What is Thanksgiving without pumpkin pie? It’s like Thanksgiving without turkey, like the Fourth of July without fireworks, like Christmas without a tree.
But what if you don’t like pumpkin pie?
The Fresh Market, on West Jefferson Boulevard, carries a number of desserts that sell well around the holidays, baker Jayne Miers says, such as red velvet cake and baklava. The store also has yule logs, a rolled chocolate cake with chocolate frosting.
Elle Hinton of Fort Wayne makes a Chocolate Peanut Butter Fluff during the holidays, partly because it’s yummy and partly because it’s easy to make. Plus, on the scale of holiday treats, it’s on the healthier side.
Justin Gilbert, a Fort Wayne food blogger, says his mother always made Buckeyes for the holidays, and he names the chocolate and peanut butter balls as his favorite holiday treat.
There have been a number of occasions in the past where I have single handedly wiped out an entire tray of them, he writes.
The recipe below is adapted from the one his mother used when Gilbert was a child.
Elaine Gaff of Fort Wayne favors a chocolate stout cake she found on the food blog Smitten Kitchen. Last Christmas, she baked the cakes in mason jars and sent them out in gift packages.
They stay fresh for about six months in theory, she says, though none lasted longer than a few days.
Chocolate Peanut Butter Fluff
3 (3.4-ounce) packages sugar-free chocolate pudding
2 (8-ounce) containers light Cool Whip
1 (18 ounces) jar reduced-fat chunky peanut butter
Make pudding as directed. Mix with Cool Whip and peanut butter; chill.
– Elle Hinton
1 (18-ounce) jar creamy peanut butter
1 stick butter, softened
1 (1-pound) box confectioners sugar
1 tablespoon vanilla extract
1 (12-ounce) bag semi-sweet chocolate chips
1/2 bar paraffin wax, divided
1/2 bag peanut butter chips (6 ounces)
In a large bowl, mix together peanut butter, butter, confectioners sugar and vanilla extract until well combined. Roll into 30 1-inch balls; place on a cookie sheet and insert a toothpick into each buckeye. Refrigerate at least 2 hours.
In a sauce pan over boiling water or a double boiler, heat chocolate chips and 2/3 of paraffin until completely melted and runny. Stir often.

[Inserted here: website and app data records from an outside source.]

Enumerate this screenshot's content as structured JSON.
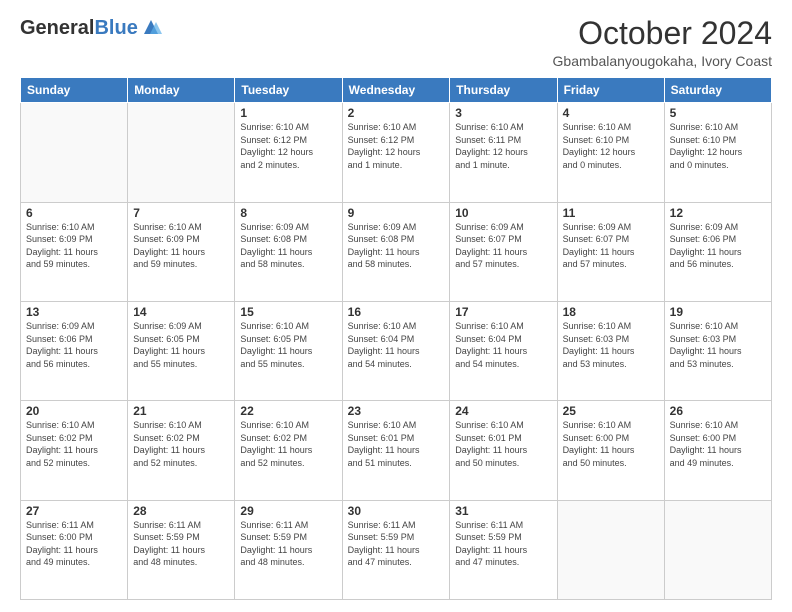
{
  "header": {
    "logo_general": "General",
    "logo_blue": "Blue",
    "month_title": "October 2024",
    "location": "Gbambalanyougokaha, Ivory Coast"
  },
  "days_of_week": [
    "Sunday",
    "Monday",
    "Tuesday",
    "Wednesday",
    "Thursday",
    "Friday",
    "Saturday"
  ],
  "weeks": [
    [
      {
        "day": "",
        "info": ""
      },
      {
        "day": "",
        "info": ""
      },
      {
        "day": "1",
        "info": "Sunrise: 6:10 AM\nSunset: 6:12 PM\nDaylight: 12 hours\nand 2 minutes."
      },
      {
        "day": "2",
        "info": "Sunrise: 6:10 AM\nSunset: 6:12 PM\nDaylight: 12 hours\nand 1 minute."
      },
      {
        "day": "3",
        "info": "Sunrise: 6:10 AM\nSunset: 6:11 PM\nDaylight: 12 hours\nand 1 minute."
      },
      {
        "day": "4",
        "info": "Sunrise: 6:10 AM\nSunset: 6:10 PM\nDaylight: 12 hours\nand 0 minutes."
      },
      {
        "day": "5",
        "info": "Sunrise: 6:10 AM\nSunset: 6:10 PM\nDaylight: 12 hours\nand 0 minutes."
      }
    ],
    [
      {
        "day": "6",
        "info": "Sunrise: 6:10 AM\nSunset: 6:09 PM\nDaylight: 11 hours\nand 59 minutes."
      },
      {
        "day": "7",
        "info": "Sunrise: 6:10 AM\nSunset: 6:09 PM\nDaylight: 11 hours\nand 59 minutes."
      },
      {
        "day": "8",
        "info": "Sunrise: 6:09 AM\nSunset: 6:08 PM\nDaylight: 11 hours\nand 58 minutes."
      },
      {
        "day": "9",
        "info": "Sunrise: 6:09 AM\nSunset: 6:08 PM\nDaylight: 11 hours\nand 58 minutes."
      },
      {
        "day": "10",
        "info": "Sunrise: 6:09 AM\nSunset: 6:07 PM\nDaylight: 11 hours\nand 57 minutes."
      },
      {
        "day": "11",
        "info": "Sunrise: 6:09 AM\nSunset: 6:07 PM\nDaylight: 11 hours\nand 57 minutes."
      },
      {
        "day": "12",
        "info": "Sunrise: 6:09 AM\nSunset: 6:06 PM\nDaylight: 11 hours\nand 56 minutes."
      }
    ],
    [
      {
        "day": "13",
        "info": "Sunrise: 6:09 AM\nSunset: 6:06 PM\nDaylight: 11 hours\nand 56 minutes."
      },
      {
        "day": "14",
        "info": "Sunrise: 6:09 AM\nSunset: 6:05 PM\nDaylight: 11 hours\nand 55 minutes."
      },
      {
        "day": "15",
        "info": "Sunrise: 6:10 AM\nSunset: 6:05 PM\nDaylight: 11 hours\nand 55 minutes."
      },
      {
        "day": "16",
        "info": "Sunrise: 6:10 AM\nSunset: 6:04 PM\nDaylight: 11 hours\nand 54 minutes."
      },
      {
        "day": "17",
        "info": "Sunrise: 6:10 AM\nSunset: 6:04 PM\nDaylight: 11 hours\nand 54 minutes."
      },
      {
        "day": "18",
        "info": "Sunrise: 6:10 AM\nSunset: 6:03 PM\nDaylight: 11 hours\nand 53 minutes."
      },
      {
        "day": "19",
        "info": "Sunrise: 6:10 AM\nSunset: 6:03 PM\nDaylight: 11 hours\nand 53 minutes."
      }
    ],
    [
      {
        "day": "20",
        "info": "Sunrise: 6:10 AM\nSunset: 6:02 PM\nDaylight: 11 hours\nand 52 minutes."
      },
      {
        "day": "21",
        "info": "Sunrise: 6:10 AM\nSunset: 6:02 PM\nDaylight: 11 hours\nand 52 minutes."
      },
      {
        "day": "22",
        "info": "Sunrise: 6:10 AM\nSunset: 6:02 PM\nDaylight: 11 hours\nand 52 minutes."
      },
      {
        "day": "23",
        "info": "Sunrise: 6:10 AM\nSunset: 6:01 PM\nDaylight: 11 hours\nand 51 minutes."
      },
      {
        "day": "24",
        "info": "Sunrise: 6:10 AM\nSunset: 6:01 PM\nDaylight: 11 hours\nand 50 minutes."
      },
      {
        "day": "25",
        "info": "Sunrise: 6:10 AM\nSunset: 6:00 PM\nDaylight: 11 hours\nand 50 minutes."
      },
      {
        "day": "26",
        "info": "Sunrise: 6:10 AM\nSunset: 6:00 PM\nDaylight: 11 hours\nand 49 minutes."
      }
    ],
    [
      {
        "day": "27",
        "info": "Sunrise: 6:11 AM\nSunset: 6:00 PM\nDaylight: 11 hours\nand 49 minutes."
      },
      {
        "day": "28",
        "info": "Sunrise: 6:11 AM\nSunset: 5:59 PM\nDaylight: 11 hours\nand 48 minutes."
      },
      {
        "day": "29",
        "info": "Sunrise: 6:11 AM\nSunset: 5:59 PM\nDaylight: 11 hours\nand 48 minutes."
      },
      {
        "day": "30",
        "info": "Sunrise: 6:11 AM\nSunset: 5:59 PM\nDaylight: 11 hours\nand 47 minutes."
      },
      {
        "day": "31",
        "info": "Sunrise: 6:11 AM\nSunset: 5:59 PM\nDaylight: 11 hours\nand 47 minutes."
      },
      {
        "day": "",
        "info": ""
      },
      {
        "day": "",
        "info": ""
      }
    ]
  ]
}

Holding toothpick, coat buckeyes in chocolate. Leave top of ball uncovered. Place each ball on a cookie sheet covered with wax paper. Refrigerate at least 2 hours.
In a saucepan over boiling water or a double boiler, heat peanut butter chips and the remaining paraffin until melted and runny. Stir often. Dip top of buckeyes in mixture, covering exposed peanut butter. Let cool, then serve.

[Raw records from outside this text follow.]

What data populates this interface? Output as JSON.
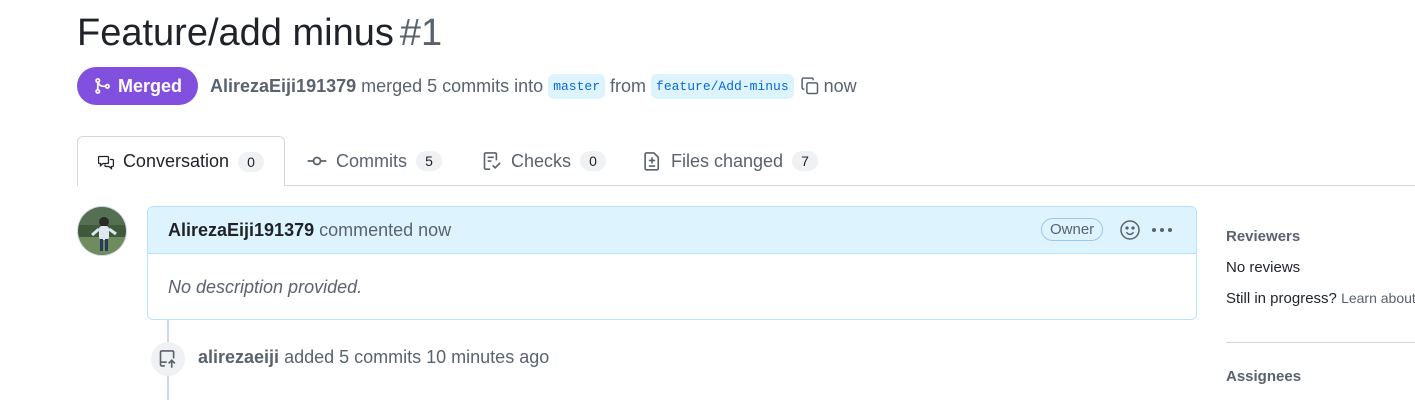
{
  "pr": {
    "title": "Feature/add minus",
    "number": "#1",
    "state": "Merged",
    "author": "AlirezaEiji191379",
    "action_text": "merged 5 commits into",
    "base_branch": "master",
    "from_text": "from",
    "head_branch": "feature/Add-minus",
    "time": "now"
  },
  "tabs": [
    {
      "label": "Conversation",
      "count": "0",
      "icon": "comment-discussion-icon"
    },
    {
      "label": "Commits",
      "count": "5",
      "icon": "git-commit-icon"
    },
    {
      "label": "Checks",
      "count": "0",
      "icon": "checklist-icon"
    },
    {
      "label": "Files changed",
      "count": "7",
      "icon": "file-diff-icon"
    }
  ],
  "comment": {
    "author": "AlirezaEiji191379",
    "action": "commented now",
    "badge": "Owner",
    "body": "No description provided."
  },
  "event": {
    "author": "alirezaeiji",
    "text": "added 5 commits 10 minutes ago"
  },
  "sidebar": {
    "reviewers_heading": "Reviewers",
    "no_reviews": "No reviews",
    "still_in_progress": "Still in progress?",
    "learn_about": "Learn about",
    "assignees_heading": "Assignees"
  },
  "colors": {
    "merged": "#8250df",
    "link": "#0969da",
    "branch_bg": "#ddf4ff",
    "comment_header_bg": "#ddf4ff"
  }
}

Chocolate Stout Cake
1 cup stout (such as Guinness)
1 cup (2 sticks) unsalted butter
3/4 cup unsweetened cocoa powder (preferably Dutch-process)
2 cups all-purpose flour

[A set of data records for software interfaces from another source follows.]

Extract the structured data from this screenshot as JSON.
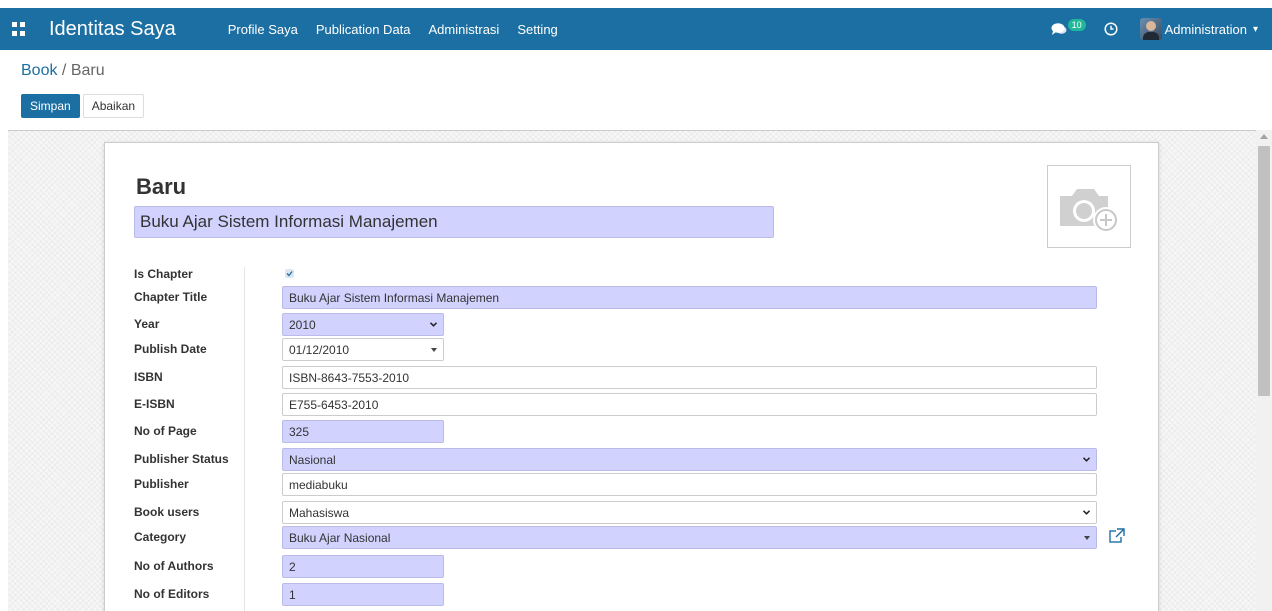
{
  "app": {
    "title": "Identitas Saya"
  },
  "menu": [
    "Profile Saya",
    "Publication Data",
    "Administrasi",
    "Setting"
  ],
  "topbar": {
    "message_count": "10",
    "user_name": "Administration"
  },
  "breadcrumb": {
    "parent": "Book",
    "separator": " / ",
    "current": "Baru"
  },
  "actions": {
    "save": "Simpan",
    "discard": "Abaikan"
  },
  "record": {
    "heading": "Baru",
    "name": "Buku Ajar Sistem Informasi Manajemen"
  },
  "fields": {
    "is_chapter": {
      "label": "Is Chapter",
      "checked": true
    },
    "chapter_title": {
      "label": "Chapter Title",
      "value": "Buku Ajar Sistem Informasi Manajemen"
    },
    "year": {
      "label": "Year",
      "value": "2010"
    },
    "publish_date": {
      "label": "Publish Date",
      "value": "01/12/2010"
    },
    "isbn": {
      "label": "ISBN",
      "value": "ISBN-8643-7553-2010"
    },
    "eisbn": {
      "label": "E-ISBN",
      "value": "E755-6453-2010"
    },
    "no_of_page": {
      "label": "No of Page",
      "value": "325"
    },
    "publisher_status": {
      "label": "Publisher Status",
      "value": "Nasional"
    },
    "publisher": {
      "label": "Publisher",
      "value": "mediabuku"
    },
    "book_users": {
      "label": "Book users",
      "value": "Mahasiswa"
    },
    "category": {
      "label": "Category",
      "value": "Buku Ajar Nasional"
    },
    "no_of_authors": {
      "label": "No of Authors",
      "value": "2"
    },
    "no_of_editors": {
      "label": "No of Editors",
      "value": "1"
    }
  },
  "colors": {
    "navbar": "#1c6fa2",
    "required_field": "#d2d2ff",
    "badge": "#21b799"
  }
}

2 cups sugar
1 1/2 teaspoons baking soda
3/4 teaspoon salt
2 large eggs
2/3 cup sour cream
6 ounces good semisweet chocolate chips
6 tablespoons heavy cream
3/4 teaspoon instant coffee granules
Preheat oven to 350 degrees. Butter or spray a Bundt pan well; make sure you get in all of the nooks and crannies. Bring 1 cup stout and 1 cup butter to simmer in heavy large saucepan over medium heat. Add cocoa powder and whisk until mixture is smooth. Cool slightly.
Whisk flour, sugar, baking soda and salt in large bowl to blend. Using electric mixer, beat eggs and sour cream in another large bowl to blend. Add stout-chocolate mixture to egg mixture, and beat just to combine. Add flour mixture, and beat briefly on slow speed. Using rubber spatula, fold batter until completely combined. Pour batter into prepared pan. Bake cake until tester inserted into center comes out clean, about 35 minutes. Transfer cake to rack; cool completely in the pan, then turn cake out onto rack for drizzling ganache.
For the ganache, melt the chocolate, heavy cream and coffee in the top of a double boiler over simmering water until smooth and warm, stirring occasionally. Drizzle over the top of cooled cake.